St Peter & St Paul

You can spot this church from miles away although it lies in the Cherwell Valley, its spire, dating from around 1370 is both the most beautiful and tallest in the county at 60 metres high.

Kings Sutton, Northamptonshire

Opening times

The church is open during daylight hours.


The Square
Kings Sutton
OX17 3RJ

The church is a splendid example of late medieval English building, so harmonious that it looks like a gothic model when seen from the village green.

Inside the story is more complex as remains of the Norman church vie with late gothic, all sensitively restored by Sir George Gilbert Scott in the 1860s. It is a large building, light and grand, with a smattering of Victorian stained glass and a reredos with painted panels by EW Tristram.

One very unusual thing is the monument in the chancel to Sir Thomas Langton Freke who died in 1769. Not only is the subject matter extraordinary with the risen Christ trampling over a skeleton, its ribs hideously exposed, it is also made of plaster rather than marble. At the rear of the church on the floor you will find the 17th century turret clock rescued and restored 1968.
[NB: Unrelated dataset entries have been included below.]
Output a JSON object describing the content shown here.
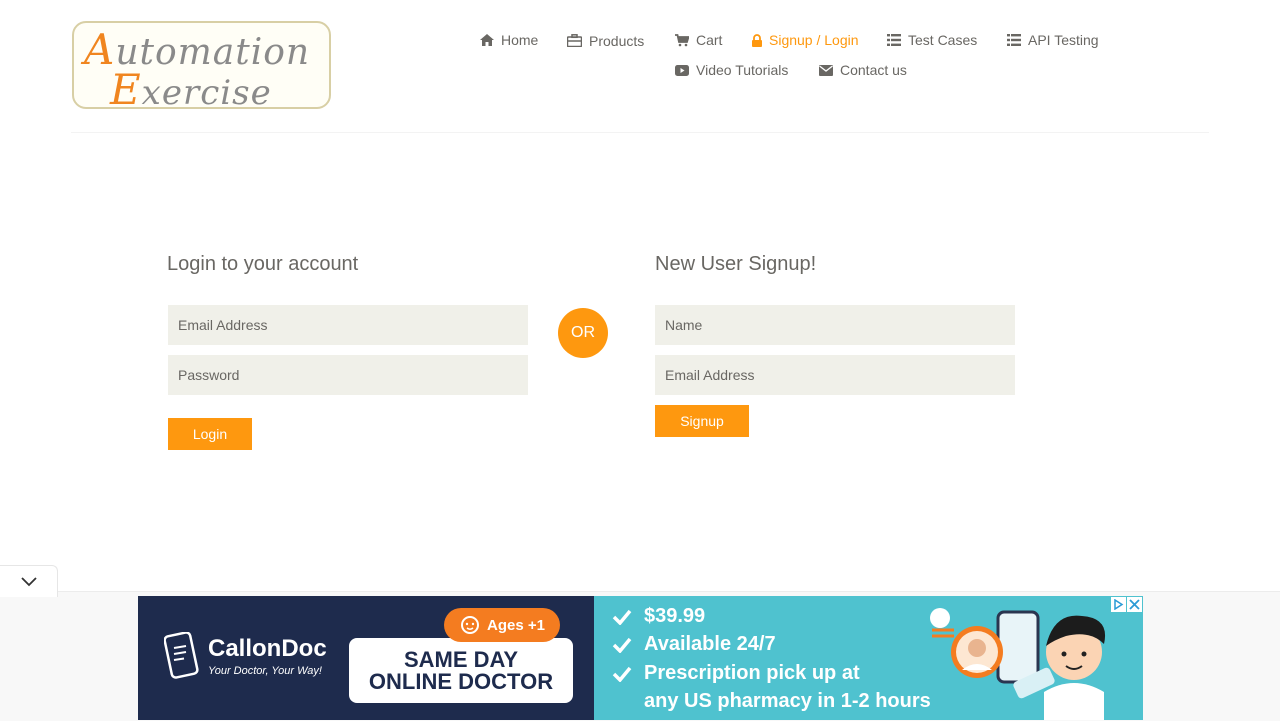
{
  "logo": {
    "line1": "Automation",
    "line2": "Exercise"
  },
  "nav": {
    "home": "Home",
    "products": "Products",
    "cart": "Cart",
    "signup_login": "Signup / Login",
    "test_cases": "Test Cases",
    "api_testing": "API Testing",
    "video_tutorials": "Video Tutorials",
    "contact_us": "Contact us",
    "active": "signup_login"
  },
  "login": {
    "title": "Login to your account",
    "email_placeholder": "Email Address",
    "password_placeholder": "Password",
    "button": "Login"
  },
  "or_label": "OR",
  "signup": {
    "title": "New User Signup!",
    "name_placeholder": "Name",
    "email_placeholder": "Email Address",
    "button": "Signup"
  },
  "ad": {
    "brand": "CallonDoc",
    "tagline": "Your Doctor, Your Way!",
    "badge": "Ages +1",
    "headline_1": "SAME DAY",
    "headline_2": "ONLINE DOCTOR",
    "points": [
      "$39.99",
      "Available 24/7",
      "Prescription pick up at",
      "any US pharmacy in 1-2 hours"
    ]
  },
  "colors": {
    "accent": "#fe980f",
    "text": "#696763",
    "field_bg": "#f0f0e9",
    "ad_navy": "#1e2b4d",
    "ad_teal": "#4fc2cf"
  }
}
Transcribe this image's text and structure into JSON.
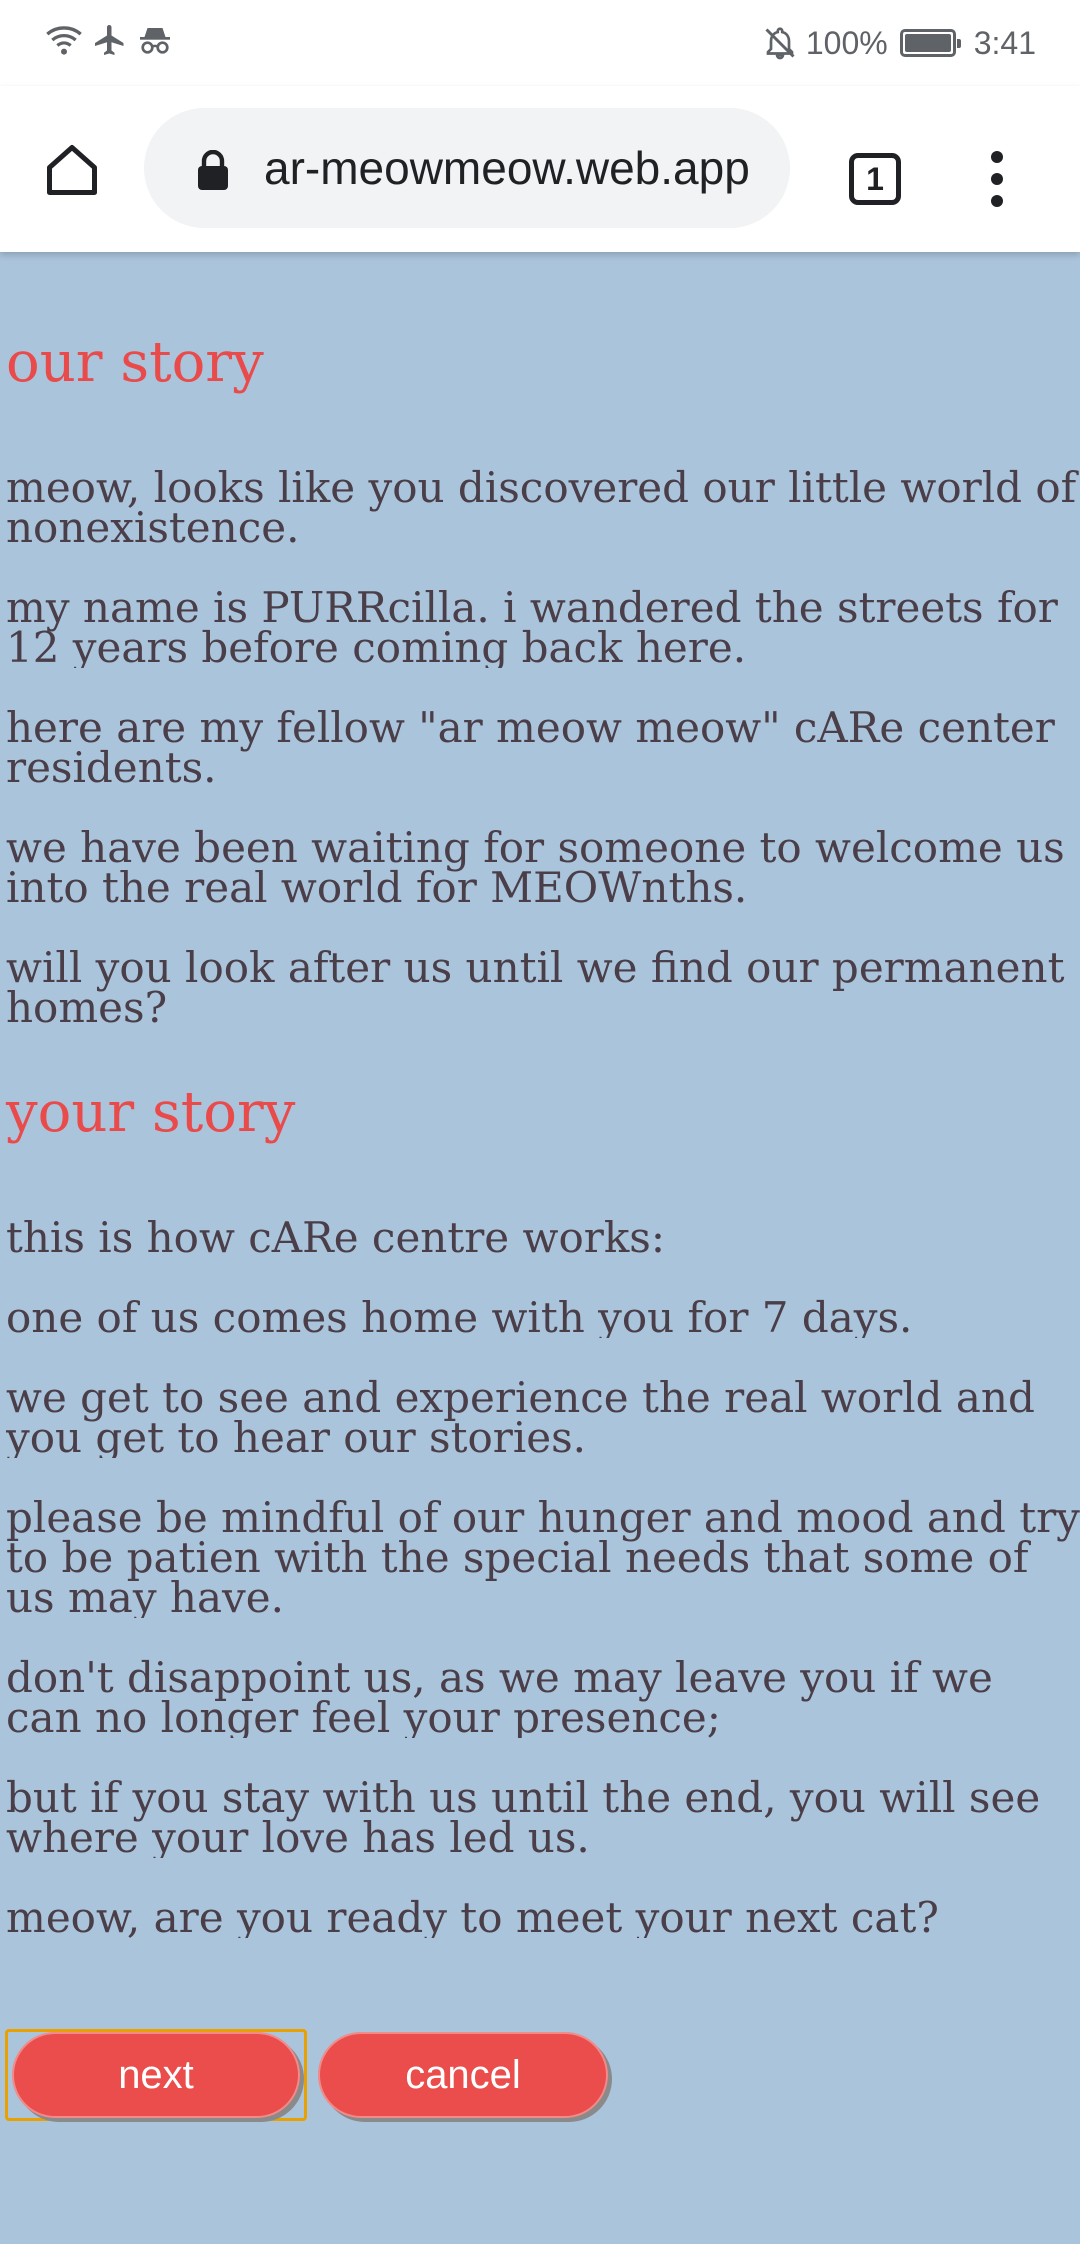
{
  "status_bar": {
    "battery_percent": "100%",
    "battery_level": 1.0,
    "time": "3:41",
    "icons": [
      "wifi-icon",
      "airplane-icon",
      "incognito-icon",
      "mute-icon",
      "battery-icon"
    ]
  },
  "browser": {
    "url": "ar-meowmeow.web.app",
    "tab_count": "1",
    "icons": [
      "home-icon",
      "lock-icon",
      "tab-switcher-icon",
      "more-options-icon"
    ]
  },
  "page": {
    "our_story": {
      "heading": "our story",
      "paragraphs": [
        "meow, looks like you discovered our little world of nonexistence.",
        "my name is PURRcilla. i wandered the streets for 12 years before coming back here.",
        "here are my fellow \"ar meow meow\" cARe center residents.",
        "we have been waiting for someone to welcome us into the real world for MEOWnths.",
        "will you look after us until we find our permanent homes?"
      ]
    },
    "your_story": {
      "heading": "your story",
      "paragraphs": [
        "this is how cARe centre works:",
        "one of us comes home with you for 7 days.",
        "we get to see and experience the real world and you get to hear our stories.",
        "please be mindful of our hunger and mood and try to be patien with the special needs that some of us may have.",
        "don't disappoint us, as we may leave you if we can no longer feel your presence;",
        "but if you stay with us until the end, you will see where your love has led us.",
        "meow, are you ready to meet your next cat?"
      ]
    },
    "buttons": {
      "next": "next",
      "cancel": "cancel"
    }
  },
  "colors": {
    "page_background": "#aac4dc",
    "heading": "#e94b4b",
    "body_text": "#4a3e48",
    "button": "#ea4d4b",
    "focus_outline": "#e8a100"
  }
}
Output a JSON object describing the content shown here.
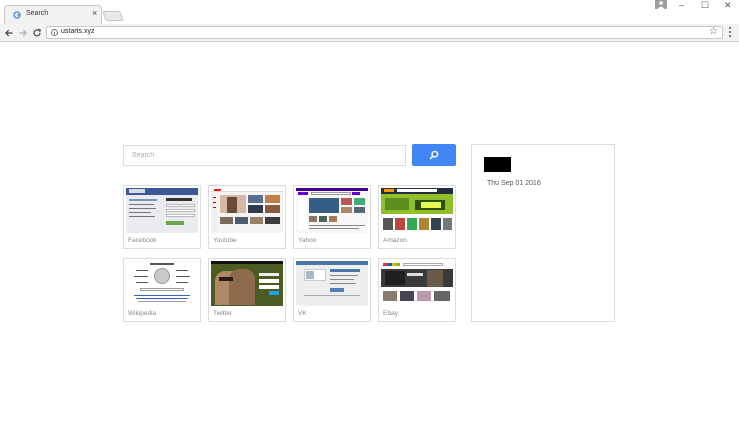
{
  "browser": {
    "tab_title": "Search",
    "tab_close": "×",
    "url": "ustarts.xyz",
    "star": "☆",
    "minimize": "–",
    "maximize": "☐",
    "close": "✕"
  },
  "search": {
    "placeholder": "Search"
  },
  "tiles": [
    {
      "label": "Facebook"
    },
    {
      "label": "Youtube"
    },
    {
      "label": "Yahoo"
    },
    {
      "label": "Amazon"
    },
    {
      "label": "Wikipedia"
    },
    {
      "label": "Twitter"
    },
    {
      "label": "VK"
    },
    {
      "label": "Ebay"
    }
  ],
  "panel": {
    "date": "Thu Sep 01 2016"
  },
  "colors": {
    "accent": "#4285f4",
    "border": "#dcdcdc"
  }
}
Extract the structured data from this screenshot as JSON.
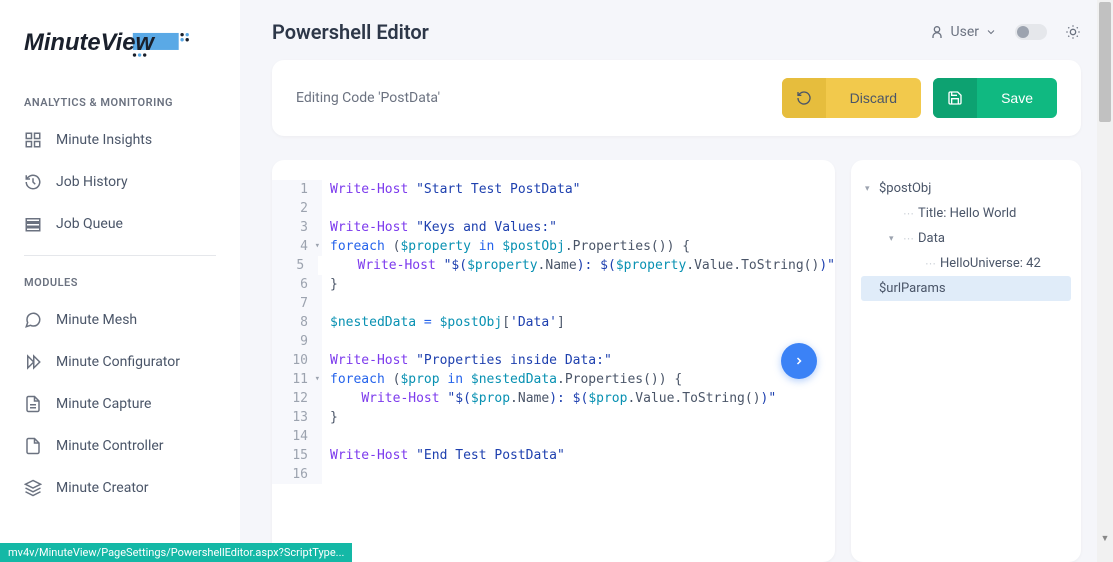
{
  "brand": "MinuteView",
  "header": {
    "title": "Powershell Editor",
    "user_label": "User"
  },
  "sidebar": {
    "section_analytics": "ANALYTICS & MONITORING",
    "section_modules": "MODULES",
    "items": {
      "insights": "Minute Insights",
      "job_history": "Job History",
      "job_queue": "Job Queue",
      "mesh": "Minute Mesh",
      "configurator": "Minute Configurator",
      "capture": "Minute Capture",
      "controller": "Minute Controller",
      "creator": "Minute Creator"
    }
  },
  "toolbar": {
    "editing_label": "Editing Code 'PostData'",
    "discard_label": "Discard",
    "save_label": "Save"
  },
  "code": {
    "lines": [
      {
        "num": "1",
        "tokens": [
          {
            "t": "Write-Host",
            "c": "cmd"
          },
          {
            "t": " ",
            "c": ""
          },
          {
            "t": "\"Start Test PostData\"",
            "c": "str"
          }
        ]
      },
      {
        "num": "2",
        "tokens": []
      },
      {
        "num": "3",
        "tokens": [
          {
            "t": "Write-Host",
            "c": "cmd"
          },
          {
            "t": " ",
            "c": ""
          },
          {
            "t": "\"Keys and Values:\"",
            "c": "str"
          }
        ]
      },
      {
        "num": "4",
        "fold": true,
        "tokens": [
          {
            "t": "foreach",
            "c": "kw"
          },
          {
            "t": " (",
            "c": "punct"
          },
          {
            "t": "$property",
            "c": "var"
          },
          {
            "t": " ",
            "c": ""
          },
          {
            "t": "in",
            "c": "kw"
          },
          {
            "t": " ",
            "c": ""
          },
          {
            "t": "$postObj",
            "c": "var"
          },
          {
            "t": ".Properties()) {",
            "c": "punct"
          }
        ]
      },
      {
        "num": "5",
        "tokens": [
          {
            "t": "    ",
            "c": ""
          },
          {
            "t": "Write-Host",
            "c": "cmd"
          },
          {
            "t": " ",
            "c": ""
          },
          {
            "t": "\"$(",
            "c": "str"
          },
          {
            "t": "$property",
            "c": "var"
          },
          {
            "t": ".Name",
            "c": "punct"
          },
          {
            "t": "): $(",
            "c": "str"
          },
          {
            "t": "$property",
            "c": "var"
          },
          {
            "t": ".Value.ToString()",
            "c": "punct"
          },
          {
            "t": ")\"",
            "c": "str"
          }
        ]
      },
      {
        "num": "6",
        "tokens": [
          {
            "t": "}",
            "c": "punct"
          }
        ]
      },
      {
        "num": "7",
        "tokens": []
      },
      {
        "num": "8",
        "tokens": [
          {
            "t": "$nestedData",
            "c": "var"
          },
          {
            "t": " = ",
            "c": "op"
          },
          {
            "t": "$postObj",
            "c": "var"
          },
          {
            "t": "[",
            "c": "punct"
          },
          {
            "t": "'Data'",
            "c": "str"
          },
          {
            "t": "]",
            "c": "punct"
          }
        ]
      },
      {
        "num": "9",
        "tokens": []
      },
      {
        "num": "10",
        "tokens": [
          {
            "t": "Write-Host",
            "c": "cmd"
          },
          {
            "t": " ",
            "c": ""
          },
          {
            "t": "\"Properties inside Data:\"",
            "c": "str"
          }
        ]
      },
      {
        "num": "11",
        "fold": true,
        "tokens": [
          {
            "t": "foreach",
            "c": "kw"
          },
          {
            "t": " (",
            "c": "punct"
          },
          {
            "t": "$prop",
            "c": "var"
          },
          {
            "t": " ",
            "c": ""
          },
          {
            "t": "in",
            "c": "kw"
          },
          {
            "t": " ",
            "c": ""
          },
          {
            "t": "$nestedData",
            "c": "var"
          },
          {
            "t": ".Properties()) {",
            "c": "punct"
          }
        ]
      },
      {
        "num": "12",
        "tokens": [
          {
            "t": "    ",
            "c": ""
          },
          {
            "t": "Write-Host",
            "c": "cmd"
          },
          {
            "t": " ",
            "c": ""
          },
          {
            "t": "\"$(",
            "c": "str"
          },
          {
            "t": "$prop",
            "c": "var"
          },
          {
            "t": ".Name",
            "c": "punct"
          },
          {
            "t": "): $(",
            "c": "str"
          },
          {
            "t": "$prop",
            "c": "var"
          },
          {
            "t": ".Value.ToString()",
            "c": "punct"
          },
          {
            "t": ")\"",
            "c": "str"
          }
        ]
      },
      {
        "num": "13",
        "tokens": [
          {
            "t": "}",
            "c": "punct"
          }
        ]
      },
      {
        "num": "14",
        "tokens": []
      },
      {
        "num": "15",
        "tokens": [
          {
            "t": "Write-Host",
            "c": "cmd"
          },
          {
            "t": " ",
            "c": ""
          },
          {
            "t": "\"End Test PostData\"",
            "c": "str"
          }
        ]
      },
      {
        "num": "16",
        "tokens": []
      }
    ]
  },
  "tree": {
    "items": [
      {
        "label": "$postObj",
        "indent": 0,
        "toggle": true
      },
      {
        "label": "Title: Hello World",
        "indent": 1
      },
      {
        "label": "Data",
        "indent": 1,
        "toggle": true
      },
      {
        "label": "HelloUniverse: 42",
        "indent": 2
      },
      {
        "label": "$urlParams",
        "indent": 0,
        "selected": true
      }
    ]
  },
  "status_bar": "mv4v/MinuteView/PageSettings/PowershellEditor.aspx?ScriptType..."
}
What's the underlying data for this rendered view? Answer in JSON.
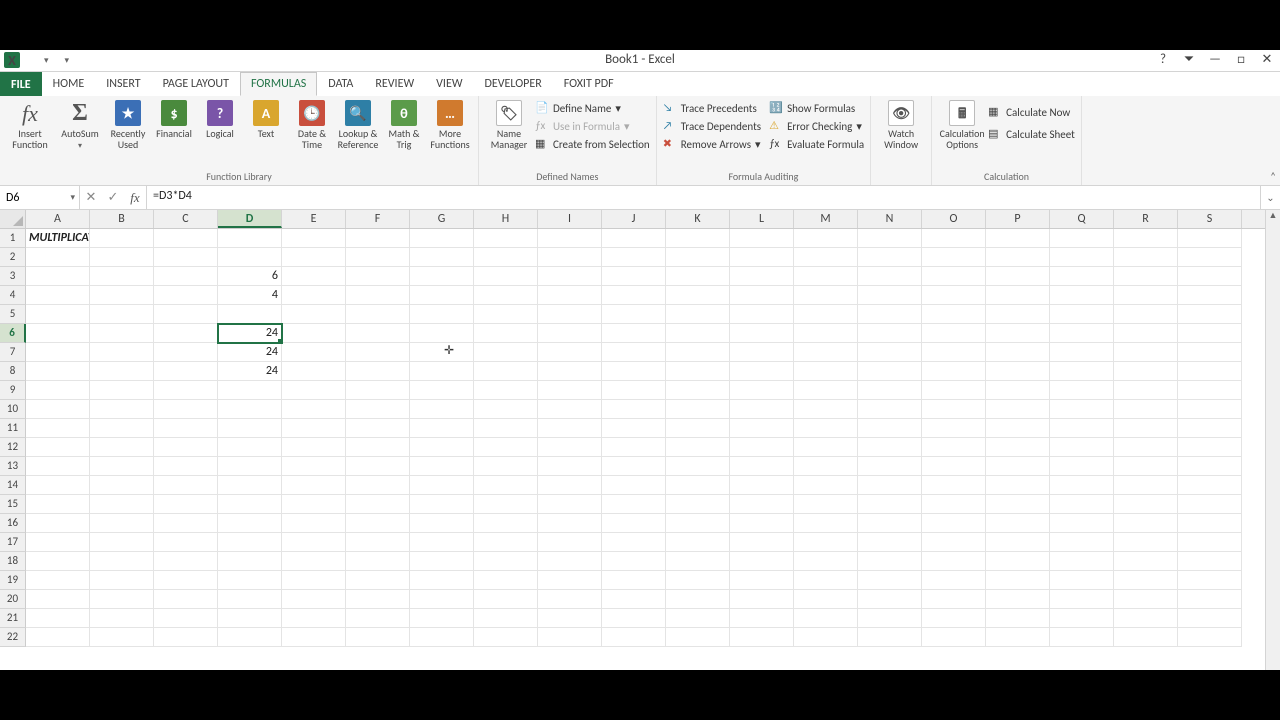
{
  "title": "Book1 - Excel",
  "tabs": {
    "file": "FILE",
    "home": "HOME",
    "insert": "INSERT",
    "page_layout": "PAGE LAYOUT",
    "formulas": "FORMULAS",
    "data": "DATA",
    "review": "REVIEW",
    "view": "VIEW",
    "developer": "DEVELOPER",
    "foxit": "FOXIT PDF"
  },
  "ribbon": {
    "insert_function": "Insert\nFunction",
    "autosum": "AutoSum",
    "recently_used": "Recently\nUsed",
    "financial": "Financial",
    "logical": "Logical",
    "text": "Text",
    "date_time": "Date &\nTime",
    "lookup_ref": "Lookup &\nReference",
    "math_trig": "Math &\nTrig",
    "more_functions": "More\nFunctions",
    "function_library_label": "Function Library",
    "name_manager": "Name\nManager",
    "define_name": "Define Name",
    "use_in_formula": "Use in Formula",
    "create_from_selection": "Create from Selection",
    "defined_names_label": "Defined Names",
    "trace_precedents": "Trace Precedents",
    "trace_dependents": "Trace Dependents",
    "remove_arrows": "Remove Arrows",
    "show_formulas": "Show Formulas",
    "error_checking": "Error Checking",
    "evaluate_formula": "Evaluate Formula",
    "formula_auditing_label": "Formula Auditing",
    "watch_window": "Watch\nWindow",
    "calculation_options": "Calculation\nOptions",
    "calculate_now": "Calculate Now",
    "calculate_sheet": "Calculate Sheet",
    "calculation_label": "Calculation"
  },
  "namebox": "D6",
  "formula": "=D3*D4",
  "columns": [
    "A",
    "B",
    "C",
    "D",
    "E",
    "F",
    "G",
    "H",
    "I",
    "J",
    "K",
    "L",
    "M",
    "N",
    "O",
    "P",
    "Q",
    "R",
    "S"
  ],
  "selected_col": "D",
  "selected_row": 6,
  "cells": {
    "A1": "MULTIPLICATION",
    "D3": "6",
    "D4": "4",
    "D6": "24",
    "D7": "24",
    "D8": "24"
  },
  "row_count": 22,
  "colors": {
    "accent": "#217346"
  }
}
  • Spectacular stained glass

  • Social heritage stories

  • Magnificent memorials

  • Glorious furnishings

  • Captivating architecture

  • Walkers & cyclists welcome

  • Parking within 250m

  • On street parking at church

  • Level access to the main areas

  • Dog friendly

  • Accessible toilets nearby

  • Church of England

Contact information

Other nearby churches

St Mary

Adderbury, Oxfordshire

This splendid church is one of the greatest to be found in Oxfordshire.

St Mary

Warkworth, Northamptonshire

The church is a sole survivor of a complex of medieval and Jacobean buildings which constituted first Warkworth Castle and from the 17th century a large Jacobean house.

All Saints

Croughton, Northamptonshire

The remarkable feature of this church is the series of 14th century wall paintings which were discovered almost a century ago by Professor Ernest Tristram, the authority on such works and a professor at the Royal College of Art.